== Exercise ==
Lines with the word "icon" are the answer; copy each of them from the data below.

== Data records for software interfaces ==
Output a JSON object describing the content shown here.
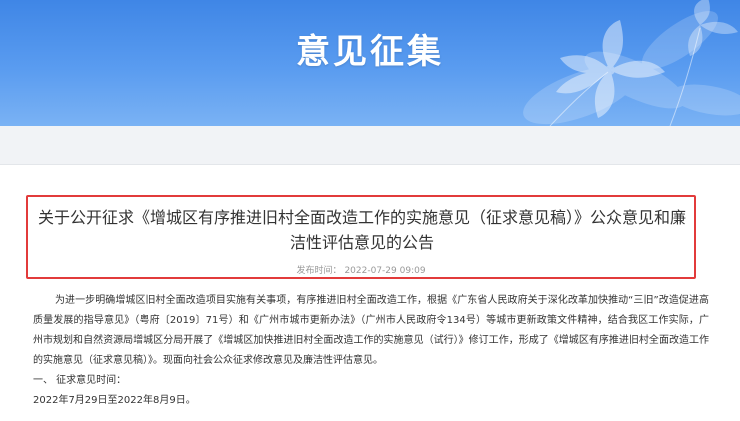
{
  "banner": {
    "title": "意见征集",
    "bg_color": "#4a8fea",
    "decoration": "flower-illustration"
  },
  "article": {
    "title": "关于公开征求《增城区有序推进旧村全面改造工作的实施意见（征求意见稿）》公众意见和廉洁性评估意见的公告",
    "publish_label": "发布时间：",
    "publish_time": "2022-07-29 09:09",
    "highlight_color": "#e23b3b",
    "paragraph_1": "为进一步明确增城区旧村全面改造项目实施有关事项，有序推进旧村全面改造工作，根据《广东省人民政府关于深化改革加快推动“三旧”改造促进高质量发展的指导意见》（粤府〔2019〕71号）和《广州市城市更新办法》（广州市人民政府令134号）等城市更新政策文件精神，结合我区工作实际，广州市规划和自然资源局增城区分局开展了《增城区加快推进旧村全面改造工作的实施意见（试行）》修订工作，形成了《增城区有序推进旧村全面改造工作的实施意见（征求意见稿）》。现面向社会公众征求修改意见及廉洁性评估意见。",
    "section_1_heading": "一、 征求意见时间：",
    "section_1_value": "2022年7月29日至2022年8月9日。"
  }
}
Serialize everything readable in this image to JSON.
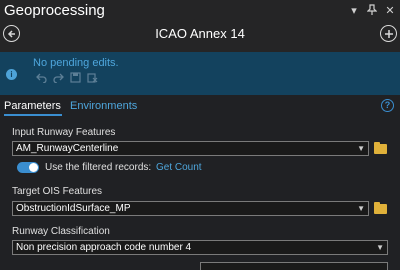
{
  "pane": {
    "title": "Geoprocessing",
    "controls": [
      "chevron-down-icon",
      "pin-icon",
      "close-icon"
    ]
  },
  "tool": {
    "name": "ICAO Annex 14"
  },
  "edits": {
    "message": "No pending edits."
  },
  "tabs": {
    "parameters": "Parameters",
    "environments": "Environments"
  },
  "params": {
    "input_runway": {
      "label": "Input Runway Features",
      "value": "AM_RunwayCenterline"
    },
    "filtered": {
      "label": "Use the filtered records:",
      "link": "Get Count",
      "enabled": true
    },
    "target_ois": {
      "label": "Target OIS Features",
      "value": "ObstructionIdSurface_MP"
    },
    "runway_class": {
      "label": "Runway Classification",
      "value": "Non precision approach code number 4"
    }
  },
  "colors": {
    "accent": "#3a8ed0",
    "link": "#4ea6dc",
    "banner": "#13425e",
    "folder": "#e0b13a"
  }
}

== Answer box ==
      "chevron-down-icon",
      "pin-icon",
      "close-icon"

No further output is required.